INFORMATION PROVIDED START
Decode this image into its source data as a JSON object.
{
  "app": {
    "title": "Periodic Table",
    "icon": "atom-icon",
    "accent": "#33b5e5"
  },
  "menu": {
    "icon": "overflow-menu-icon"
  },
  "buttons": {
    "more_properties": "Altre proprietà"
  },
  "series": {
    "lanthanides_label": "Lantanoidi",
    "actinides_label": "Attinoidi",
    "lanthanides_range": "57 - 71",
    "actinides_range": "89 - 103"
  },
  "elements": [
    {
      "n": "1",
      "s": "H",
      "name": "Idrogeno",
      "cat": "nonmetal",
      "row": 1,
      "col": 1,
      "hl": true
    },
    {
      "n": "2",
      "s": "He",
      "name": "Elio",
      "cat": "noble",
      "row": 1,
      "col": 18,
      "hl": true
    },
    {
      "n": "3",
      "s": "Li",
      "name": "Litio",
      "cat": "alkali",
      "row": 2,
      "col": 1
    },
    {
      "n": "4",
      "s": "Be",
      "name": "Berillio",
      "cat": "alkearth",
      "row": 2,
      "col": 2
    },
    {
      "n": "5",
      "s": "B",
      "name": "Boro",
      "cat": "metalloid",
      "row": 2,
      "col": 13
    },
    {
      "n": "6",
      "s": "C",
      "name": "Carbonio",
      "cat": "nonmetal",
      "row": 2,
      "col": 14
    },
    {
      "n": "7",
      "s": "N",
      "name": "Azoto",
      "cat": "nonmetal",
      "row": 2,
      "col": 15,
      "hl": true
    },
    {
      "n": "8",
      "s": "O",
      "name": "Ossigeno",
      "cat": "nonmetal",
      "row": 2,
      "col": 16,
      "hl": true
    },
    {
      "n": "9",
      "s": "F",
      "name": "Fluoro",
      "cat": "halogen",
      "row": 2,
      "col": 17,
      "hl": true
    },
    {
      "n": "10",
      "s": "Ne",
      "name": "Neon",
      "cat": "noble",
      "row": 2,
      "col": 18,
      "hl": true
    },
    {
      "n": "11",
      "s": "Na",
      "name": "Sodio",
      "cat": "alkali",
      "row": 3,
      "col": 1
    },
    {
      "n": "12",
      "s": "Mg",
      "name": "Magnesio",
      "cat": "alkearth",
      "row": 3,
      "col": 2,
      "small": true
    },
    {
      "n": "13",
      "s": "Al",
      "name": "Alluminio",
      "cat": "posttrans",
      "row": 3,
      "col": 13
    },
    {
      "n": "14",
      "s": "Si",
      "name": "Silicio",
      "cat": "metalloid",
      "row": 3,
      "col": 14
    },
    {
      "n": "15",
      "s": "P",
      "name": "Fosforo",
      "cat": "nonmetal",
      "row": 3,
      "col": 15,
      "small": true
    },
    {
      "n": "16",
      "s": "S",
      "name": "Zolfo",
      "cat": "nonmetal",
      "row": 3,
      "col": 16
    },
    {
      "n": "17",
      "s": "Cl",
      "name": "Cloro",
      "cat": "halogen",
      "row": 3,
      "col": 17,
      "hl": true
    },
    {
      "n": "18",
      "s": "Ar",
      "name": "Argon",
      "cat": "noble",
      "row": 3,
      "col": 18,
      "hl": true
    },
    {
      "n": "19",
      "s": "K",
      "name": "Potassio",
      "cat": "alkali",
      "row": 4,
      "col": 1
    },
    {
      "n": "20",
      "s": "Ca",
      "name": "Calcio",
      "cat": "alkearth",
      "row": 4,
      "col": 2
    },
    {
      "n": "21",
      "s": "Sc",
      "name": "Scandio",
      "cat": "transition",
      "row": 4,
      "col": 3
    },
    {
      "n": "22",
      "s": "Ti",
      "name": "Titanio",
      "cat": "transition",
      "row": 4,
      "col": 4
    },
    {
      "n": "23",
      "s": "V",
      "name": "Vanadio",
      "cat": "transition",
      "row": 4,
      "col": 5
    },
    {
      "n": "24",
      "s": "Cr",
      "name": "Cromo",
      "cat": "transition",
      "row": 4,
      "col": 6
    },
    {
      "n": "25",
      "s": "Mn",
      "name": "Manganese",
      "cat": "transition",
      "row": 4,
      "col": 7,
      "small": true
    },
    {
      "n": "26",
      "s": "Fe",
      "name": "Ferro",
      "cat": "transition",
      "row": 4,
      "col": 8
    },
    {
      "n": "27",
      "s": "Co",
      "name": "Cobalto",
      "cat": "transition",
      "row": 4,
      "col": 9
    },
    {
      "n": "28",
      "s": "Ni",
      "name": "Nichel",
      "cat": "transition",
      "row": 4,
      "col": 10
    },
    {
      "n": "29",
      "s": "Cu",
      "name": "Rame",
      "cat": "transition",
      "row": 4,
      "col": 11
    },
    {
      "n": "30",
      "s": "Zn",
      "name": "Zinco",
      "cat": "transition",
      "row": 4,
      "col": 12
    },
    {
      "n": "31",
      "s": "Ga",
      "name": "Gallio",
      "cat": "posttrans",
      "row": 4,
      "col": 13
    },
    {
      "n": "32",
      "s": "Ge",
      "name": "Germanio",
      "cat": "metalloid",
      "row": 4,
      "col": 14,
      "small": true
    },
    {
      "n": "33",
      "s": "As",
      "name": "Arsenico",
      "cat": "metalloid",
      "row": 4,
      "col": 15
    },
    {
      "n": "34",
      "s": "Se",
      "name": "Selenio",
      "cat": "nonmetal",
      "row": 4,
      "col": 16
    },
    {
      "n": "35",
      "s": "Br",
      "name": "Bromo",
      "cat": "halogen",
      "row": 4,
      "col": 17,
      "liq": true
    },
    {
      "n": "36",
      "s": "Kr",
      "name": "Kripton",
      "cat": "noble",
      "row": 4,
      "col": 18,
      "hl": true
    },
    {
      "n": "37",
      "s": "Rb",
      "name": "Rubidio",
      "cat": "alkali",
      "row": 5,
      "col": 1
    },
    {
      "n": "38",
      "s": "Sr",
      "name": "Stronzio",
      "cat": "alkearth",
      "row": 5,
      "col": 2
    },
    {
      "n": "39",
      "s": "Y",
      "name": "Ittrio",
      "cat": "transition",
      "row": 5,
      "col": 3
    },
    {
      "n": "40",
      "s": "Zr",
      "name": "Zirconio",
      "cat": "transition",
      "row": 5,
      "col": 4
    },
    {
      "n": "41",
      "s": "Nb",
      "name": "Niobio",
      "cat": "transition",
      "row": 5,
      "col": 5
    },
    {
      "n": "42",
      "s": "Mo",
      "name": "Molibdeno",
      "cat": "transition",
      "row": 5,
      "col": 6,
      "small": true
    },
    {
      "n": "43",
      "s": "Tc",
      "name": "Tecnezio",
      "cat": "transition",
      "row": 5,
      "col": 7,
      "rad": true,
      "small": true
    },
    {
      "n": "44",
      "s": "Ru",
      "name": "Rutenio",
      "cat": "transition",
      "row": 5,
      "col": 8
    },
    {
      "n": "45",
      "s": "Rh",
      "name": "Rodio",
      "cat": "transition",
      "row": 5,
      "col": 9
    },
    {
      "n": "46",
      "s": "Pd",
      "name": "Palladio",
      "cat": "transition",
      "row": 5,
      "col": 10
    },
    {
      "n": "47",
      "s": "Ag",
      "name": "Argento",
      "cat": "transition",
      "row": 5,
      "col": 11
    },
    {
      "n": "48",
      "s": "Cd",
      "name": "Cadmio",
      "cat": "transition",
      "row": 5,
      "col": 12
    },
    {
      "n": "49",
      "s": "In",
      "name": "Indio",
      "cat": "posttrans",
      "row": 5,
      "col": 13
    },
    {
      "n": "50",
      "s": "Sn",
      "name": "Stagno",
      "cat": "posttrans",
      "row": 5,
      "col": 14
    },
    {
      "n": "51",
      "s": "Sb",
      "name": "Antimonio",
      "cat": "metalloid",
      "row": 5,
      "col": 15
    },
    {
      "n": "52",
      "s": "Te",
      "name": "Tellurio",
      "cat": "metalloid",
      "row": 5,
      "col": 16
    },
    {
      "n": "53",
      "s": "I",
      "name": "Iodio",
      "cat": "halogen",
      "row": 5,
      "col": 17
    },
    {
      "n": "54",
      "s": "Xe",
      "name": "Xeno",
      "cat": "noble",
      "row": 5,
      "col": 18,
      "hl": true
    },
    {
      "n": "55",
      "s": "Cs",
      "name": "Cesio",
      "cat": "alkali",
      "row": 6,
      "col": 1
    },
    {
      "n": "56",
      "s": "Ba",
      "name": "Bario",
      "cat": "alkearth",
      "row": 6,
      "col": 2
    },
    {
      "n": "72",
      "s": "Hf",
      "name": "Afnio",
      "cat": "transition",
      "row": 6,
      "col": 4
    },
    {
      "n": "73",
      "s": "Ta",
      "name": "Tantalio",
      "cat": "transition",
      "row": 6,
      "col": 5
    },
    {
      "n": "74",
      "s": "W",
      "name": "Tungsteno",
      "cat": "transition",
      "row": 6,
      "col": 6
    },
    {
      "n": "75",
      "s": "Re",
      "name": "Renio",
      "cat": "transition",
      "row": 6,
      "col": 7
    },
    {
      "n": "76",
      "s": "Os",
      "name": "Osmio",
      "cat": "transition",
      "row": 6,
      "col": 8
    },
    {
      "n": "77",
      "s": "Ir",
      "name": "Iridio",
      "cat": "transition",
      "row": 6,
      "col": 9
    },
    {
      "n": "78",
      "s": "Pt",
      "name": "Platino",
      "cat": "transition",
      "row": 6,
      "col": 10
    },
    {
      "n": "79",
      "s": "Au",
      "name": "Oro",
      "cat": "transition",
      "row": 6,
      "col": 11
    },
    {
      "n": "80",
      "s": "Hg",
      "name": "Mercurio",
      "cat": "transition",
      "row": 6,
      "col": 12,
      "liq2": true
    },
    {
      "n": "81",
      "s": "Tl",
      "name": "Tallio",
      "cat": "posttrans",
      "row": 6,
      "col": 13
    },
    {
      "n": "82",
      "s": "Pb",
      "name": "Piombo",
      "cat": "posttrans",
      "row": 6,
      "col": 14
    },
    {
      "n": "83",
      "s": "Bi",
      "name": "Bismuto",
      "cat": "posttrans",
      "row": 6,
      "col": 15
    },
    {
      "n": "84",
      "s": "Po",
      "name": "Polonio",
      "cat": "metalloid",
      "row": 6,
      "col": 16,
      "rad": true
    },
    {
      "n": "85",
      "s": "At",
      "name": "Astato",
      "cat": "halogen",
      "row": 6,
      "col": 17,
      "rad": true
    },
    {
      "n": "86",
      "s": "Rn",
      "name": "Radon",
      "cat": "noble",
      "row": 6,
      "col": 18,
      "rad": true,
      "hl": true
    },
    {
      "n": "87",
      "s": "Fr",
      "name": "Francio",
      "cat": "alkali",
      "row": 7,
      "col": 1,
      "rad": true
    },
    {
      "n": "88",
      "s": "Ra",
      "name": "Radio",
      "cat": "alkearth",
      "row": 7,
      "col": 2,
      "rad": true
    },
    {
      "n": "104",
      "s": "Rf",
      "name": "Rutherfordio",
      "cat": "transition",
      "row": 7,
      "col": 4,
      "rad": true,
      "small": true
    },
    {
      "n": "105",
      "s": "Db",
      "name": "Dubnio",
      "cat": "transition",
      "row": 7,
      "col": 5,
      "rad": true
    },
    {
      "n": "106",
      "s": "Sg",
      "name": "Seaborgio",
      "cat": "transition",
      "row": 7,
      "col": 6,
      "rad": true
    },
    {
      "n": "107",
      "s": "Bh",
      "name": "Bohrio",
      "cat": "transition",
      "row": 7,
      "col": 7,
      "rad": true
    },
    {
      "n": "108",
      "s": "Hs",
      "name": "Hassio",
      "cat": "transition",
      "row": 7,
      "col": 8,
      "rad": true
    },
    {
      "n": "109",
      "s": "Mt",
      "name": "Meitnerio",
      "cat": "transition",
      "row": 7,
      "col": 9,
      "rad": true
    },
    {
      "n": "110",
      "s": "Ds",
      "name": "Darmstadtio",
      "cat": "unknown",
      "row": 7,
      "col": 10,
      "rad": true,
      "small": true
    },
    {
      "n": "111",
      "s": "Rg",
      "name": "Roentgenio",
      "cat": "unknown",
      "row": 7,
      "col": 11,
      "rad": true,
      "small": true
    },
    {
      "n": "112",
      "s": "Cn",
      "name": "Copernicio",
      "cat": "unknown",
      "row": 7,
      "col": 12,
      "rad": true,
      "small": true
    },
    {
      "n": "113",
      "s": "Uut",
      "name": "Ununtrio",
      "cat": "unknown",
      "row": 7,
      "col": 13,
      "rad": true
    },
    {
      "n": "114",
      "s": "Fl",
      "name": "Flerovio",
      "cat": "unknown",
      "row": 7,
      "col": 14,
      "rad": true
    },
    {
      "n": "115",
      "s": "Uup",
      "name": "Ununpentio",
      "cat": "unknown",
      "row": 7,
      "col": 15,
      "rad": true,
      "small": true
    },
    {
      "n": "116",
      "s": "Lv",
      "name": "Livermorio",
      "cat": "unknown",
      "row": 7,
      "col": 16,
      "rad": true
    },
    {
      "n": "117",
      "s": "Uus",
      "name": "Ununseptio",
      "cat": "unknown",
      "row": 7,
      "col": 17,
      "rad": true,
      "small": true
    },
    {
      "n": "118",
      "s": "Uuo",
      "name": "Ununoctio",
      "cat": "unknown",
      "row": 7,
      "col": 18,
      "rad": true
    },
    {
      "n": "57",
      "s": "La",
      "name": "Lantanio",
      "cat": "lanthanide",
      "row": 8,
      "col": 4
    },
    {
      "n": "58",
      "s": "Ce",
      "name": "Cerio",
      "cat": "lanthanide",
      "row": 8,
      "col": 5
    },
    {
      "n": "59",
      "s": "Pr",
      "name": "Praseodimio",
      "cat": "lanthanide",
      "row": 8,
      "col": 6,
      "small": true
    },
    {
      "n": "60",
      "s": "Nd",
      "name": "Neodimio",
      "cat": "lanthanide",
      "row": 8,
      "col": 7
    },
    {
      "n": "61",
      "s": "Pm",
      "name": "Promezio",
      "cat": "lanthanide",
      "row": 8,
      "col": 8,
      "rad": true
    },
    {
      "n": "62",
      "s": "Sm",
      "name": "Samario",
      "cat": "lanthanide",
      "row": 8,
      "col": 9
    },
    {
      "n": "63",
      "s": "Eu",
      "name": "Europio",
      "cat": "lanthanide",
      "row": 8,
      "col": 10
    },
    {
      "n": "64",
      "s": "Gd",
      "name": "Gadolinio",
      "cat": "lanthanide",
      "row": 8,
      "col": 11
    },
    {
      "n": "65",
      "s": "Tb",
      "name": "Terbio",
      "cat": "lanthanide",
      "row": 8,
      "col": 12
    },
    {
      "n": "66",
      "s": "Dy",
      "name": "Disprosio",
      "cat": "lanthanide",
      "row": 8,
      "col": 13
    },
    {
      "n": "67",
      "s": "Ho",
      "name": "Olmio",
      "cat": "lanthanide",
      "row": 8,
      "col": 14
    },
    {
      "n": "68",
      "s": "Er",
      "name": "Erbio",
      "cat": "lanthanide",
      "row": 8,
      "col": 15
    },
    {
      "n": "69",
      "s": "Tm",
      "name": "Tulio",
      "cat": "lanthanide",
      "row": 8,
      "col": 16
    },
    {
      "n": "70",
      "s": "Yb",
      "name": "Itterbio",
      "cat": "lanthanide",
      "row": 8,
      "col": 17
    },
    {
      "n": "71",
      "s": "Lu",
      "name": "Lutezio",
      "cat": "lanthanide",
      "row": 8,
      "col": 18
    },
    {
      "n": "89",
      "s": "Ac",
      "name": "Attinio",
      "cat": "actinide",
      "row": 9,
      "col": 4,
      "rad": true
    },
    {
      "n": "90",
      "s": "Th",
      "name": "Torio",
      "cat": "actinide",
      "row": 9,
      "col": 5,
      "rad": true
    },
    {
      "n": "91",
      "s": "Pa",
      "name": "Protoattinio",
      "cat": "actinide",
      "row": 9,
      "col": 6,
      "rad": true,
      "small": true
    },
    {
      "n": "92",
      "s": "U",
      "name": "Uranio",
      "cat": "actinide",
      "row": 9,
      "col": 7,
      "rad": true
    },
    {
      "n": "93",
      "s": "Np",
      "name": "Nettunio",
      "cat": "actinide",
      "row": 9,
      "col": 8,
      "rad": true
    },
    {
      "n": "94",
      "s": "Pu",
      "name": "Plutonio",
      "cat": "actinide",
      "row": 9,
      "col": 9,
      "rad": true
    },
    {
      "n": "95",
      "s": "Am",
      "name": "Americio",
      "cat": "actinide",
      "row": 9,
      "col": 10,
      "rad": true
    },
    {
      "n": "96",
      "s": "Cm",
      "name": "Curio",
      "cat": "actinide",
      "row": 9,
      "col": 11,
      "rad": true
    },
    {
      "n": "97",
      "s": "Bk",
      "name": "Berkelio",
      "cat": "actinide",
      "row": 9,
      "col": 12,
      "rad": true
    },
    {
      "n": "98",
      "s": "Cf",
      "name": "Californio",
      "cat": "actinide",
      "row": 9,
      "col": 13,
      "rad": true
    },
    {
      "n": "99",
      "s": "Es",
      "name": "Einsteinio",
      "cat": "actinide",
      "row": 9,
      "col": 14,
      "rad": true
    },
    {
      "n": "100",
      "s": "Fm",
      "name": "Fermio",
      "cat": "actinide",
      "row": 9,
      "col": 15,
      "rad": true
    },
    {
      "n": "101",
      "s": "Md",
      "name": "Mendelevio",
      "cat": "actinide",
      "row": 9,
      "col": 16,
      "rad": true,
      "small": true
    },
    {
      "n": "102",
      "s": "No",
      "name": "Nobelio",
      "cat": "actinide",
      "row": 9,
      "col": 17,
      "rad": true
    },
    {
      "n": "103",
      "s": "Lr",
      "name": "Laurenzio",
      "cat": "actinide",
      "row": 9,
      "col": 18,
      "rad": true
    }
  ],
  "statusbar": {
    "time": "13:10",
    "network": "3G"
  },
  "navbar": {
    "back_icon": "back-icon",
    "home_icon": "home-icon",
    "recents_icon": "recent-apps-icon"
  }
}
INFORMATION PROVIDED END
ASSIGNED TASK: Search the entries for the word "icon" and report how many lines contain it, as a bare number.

SOLUTION FOR THIS TASK: 5